Diane and Charles Jones say the past few weeks have been hopeful and heartbreaking.
"We are still hoping that somebody will bring us the ashes," Diane Jones said. "We are not interested in prosecuting anybody; we just want the ashes back."
The Jones' only son died a year ago this past August.
His parents put his cremated remains in a burial stone. But four weeks ago, Diane Jones found a gaping hole in the rock, her son's remains, the metal cylinder they were in and a brass name-plate, all gone.
The Jones say after ABC11 first broadcasted their story, they were overwhelmed with support from the community. At the burial stone, people have left all kinds of mementos, stuffed animals, candles and flowers. But what the Jones say what they need is their son's remains back.
"We have sent some things out on Nixel, Facebook and we are doing a lot of social media things," Fayetteville Police Spokesperson Dan Grubb said.
Police say a flurry of publicity has generated few leads, but they hope a reward gets someone talking.
"A lot of times in these cases, someone has talked about it, or said something maybe at a party or bragged about it and we are hoping that somebody may have been in that kind of situation and may have overheard something" Grubb said.
Diane and Charles Jones say its that hope they are clinging to.
"I say a prayer everyday and I'm hopeful that out there someone knows something," Diane Jones said.

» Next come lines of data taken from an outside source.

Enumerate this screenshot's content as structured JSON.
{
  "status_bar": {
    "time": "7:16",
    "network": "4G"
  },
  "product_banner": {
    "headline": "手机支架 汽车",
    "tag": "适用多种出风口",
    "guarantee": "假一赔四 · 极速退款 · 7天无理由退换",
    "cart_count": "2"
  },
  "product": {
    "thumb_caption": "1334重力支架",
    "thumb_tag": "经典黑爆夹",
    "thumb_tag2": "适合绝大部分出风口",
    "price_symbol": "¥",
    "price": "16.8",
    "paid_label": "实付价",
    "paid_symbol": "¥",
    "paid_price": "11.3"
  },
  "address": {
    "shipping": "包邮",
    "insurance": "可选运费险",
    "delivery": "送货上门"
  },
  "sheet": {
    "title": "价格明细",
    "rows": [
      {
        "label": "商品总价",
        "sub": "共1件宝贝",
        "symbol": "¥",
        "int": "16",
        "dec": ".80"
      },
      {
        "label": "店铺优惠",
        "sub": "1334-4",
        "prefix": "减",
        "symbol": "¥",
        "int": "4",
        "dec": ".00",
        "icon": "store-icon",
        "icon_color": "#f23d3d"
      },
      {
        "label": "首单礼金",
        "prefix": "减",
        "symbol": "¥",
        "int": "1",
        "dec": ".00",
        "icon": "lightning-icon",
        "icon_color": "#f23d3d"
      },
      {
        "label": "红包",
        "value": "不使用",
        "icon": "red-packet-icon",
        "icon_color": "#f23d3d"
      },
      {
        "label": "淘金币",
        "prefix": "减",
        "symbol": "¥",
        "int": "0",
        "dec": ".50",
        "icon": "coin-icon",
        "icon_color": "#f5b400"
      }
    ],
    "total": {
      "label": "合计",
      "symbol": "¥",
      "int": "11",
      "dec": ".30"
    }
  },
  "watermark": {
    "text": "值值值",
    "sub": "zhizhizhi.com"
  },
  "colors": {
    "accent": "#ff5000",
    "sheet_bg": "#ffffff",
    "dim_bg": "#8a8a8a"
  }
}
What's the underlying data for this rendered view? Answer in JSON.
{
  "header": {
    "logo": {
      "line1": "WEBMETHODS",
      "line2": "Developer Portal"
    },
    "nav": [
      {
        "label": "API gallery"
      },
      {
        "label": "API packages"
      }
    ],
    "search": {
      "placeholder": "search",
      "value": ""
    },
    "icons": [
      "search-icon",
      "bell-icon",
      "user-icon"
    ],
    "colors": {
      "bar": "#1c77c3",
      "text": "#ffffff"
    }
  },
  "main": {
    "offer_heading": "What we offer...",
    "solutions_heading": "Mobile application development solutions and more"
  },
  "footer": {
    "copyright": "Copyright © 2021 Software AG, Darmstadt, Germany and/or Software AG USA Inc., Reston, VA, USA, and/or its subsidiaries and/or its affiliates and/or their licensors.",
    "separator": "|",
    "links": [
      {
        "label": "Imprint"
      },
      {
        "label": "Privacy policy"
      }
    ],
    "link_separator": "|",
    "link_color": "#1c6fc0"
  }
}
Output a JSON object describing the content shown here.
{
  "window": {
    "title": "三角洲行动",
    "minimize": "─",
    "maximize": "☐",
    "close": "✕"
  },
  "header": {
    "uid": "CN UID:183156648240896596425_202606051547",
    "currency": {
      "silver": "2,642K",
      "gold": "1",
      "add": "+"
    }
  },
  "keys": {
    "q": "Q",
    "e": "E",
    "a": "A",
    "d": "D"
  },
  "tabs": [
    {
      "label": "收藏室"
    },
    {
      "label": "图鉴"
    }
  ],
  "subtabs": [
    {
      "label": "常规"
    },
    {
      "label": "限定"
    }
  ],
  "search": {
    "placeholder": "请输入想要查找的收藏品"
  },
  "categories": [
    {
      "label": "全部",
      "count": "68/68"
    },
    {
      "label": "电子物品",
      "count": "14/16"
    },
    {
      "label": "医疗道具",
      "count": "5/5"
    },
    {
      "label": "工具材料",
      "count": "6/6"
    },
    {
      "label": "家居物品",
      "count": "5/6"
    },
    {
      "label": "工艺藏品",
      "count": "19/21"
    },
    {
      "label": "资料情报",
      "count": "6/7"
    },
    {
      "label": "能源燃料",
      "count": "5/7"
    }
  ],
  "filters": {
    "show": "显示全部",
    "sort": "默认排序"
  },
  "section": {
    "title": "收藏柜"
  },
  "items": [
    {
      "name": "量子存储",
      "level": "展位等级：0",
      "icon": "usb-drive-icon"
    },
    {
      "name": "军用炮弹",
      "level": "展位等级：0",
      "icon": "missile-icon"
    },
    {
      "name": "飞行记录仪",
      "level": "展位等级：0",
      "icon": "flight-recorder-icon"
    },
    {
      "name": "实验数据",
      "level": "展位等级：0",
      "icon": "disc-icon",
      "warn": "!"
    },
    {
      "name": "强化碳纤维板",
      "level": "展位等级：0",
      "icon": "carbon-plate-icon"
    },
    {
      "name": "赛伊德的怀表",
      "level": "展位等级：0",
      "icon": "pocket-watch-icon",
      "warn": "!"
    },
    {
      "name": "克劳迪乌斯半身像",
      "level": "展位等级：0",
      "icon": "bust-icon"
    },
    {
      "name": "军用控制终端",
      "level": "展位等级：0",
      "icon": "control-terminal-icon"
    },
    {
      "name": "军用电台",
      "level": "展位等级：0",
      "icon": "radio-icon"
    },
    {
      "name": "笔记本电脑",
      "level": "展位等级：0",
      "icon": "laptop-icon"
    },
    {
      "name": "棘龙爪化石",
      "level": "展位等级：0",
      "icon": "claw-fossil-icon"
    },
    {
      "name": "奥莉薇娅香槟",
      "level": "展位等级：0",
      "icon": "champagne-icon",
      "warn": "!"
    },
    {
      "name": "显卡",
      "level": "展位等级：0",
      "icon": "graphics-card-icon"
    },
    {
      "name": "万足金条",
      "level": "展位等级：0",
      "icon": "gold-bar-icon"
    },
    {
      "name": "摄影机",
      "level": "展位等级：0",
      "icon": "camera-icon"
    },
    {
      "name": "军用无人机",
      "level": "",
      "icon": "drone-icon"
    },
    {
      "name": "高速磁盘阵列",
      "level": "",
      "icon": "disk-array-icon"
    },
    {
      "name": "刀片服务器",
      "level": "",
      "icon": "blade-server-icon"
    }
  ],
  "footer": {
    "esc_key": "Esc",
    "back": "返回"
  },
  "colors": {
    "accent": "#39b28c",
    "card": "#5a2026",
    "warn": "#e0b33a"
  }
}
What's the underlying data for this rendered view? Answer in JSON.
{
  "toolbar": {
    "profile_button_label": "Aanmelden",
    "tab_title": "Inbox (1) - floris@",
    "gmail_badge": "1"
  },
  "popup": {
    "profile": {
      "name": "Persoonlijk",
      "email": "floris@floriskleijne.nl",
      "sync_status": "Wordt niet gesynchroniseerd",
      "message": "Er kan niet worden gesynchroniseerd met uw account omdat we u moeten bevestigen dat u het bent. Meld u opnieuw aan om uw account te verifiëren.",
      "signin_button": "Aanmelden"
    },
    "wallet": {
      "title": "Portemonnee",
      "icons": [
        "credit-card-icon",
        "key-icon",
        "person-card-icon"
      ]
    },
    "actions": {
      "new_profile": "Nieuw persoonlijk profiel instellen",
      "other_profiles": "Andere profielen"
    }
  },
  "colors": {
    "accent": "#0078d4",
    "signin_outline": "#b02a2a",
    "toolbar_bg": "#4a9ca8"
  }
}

"We would like to have him back, so he can rest in peace that is what he deserves," Charles Jones said.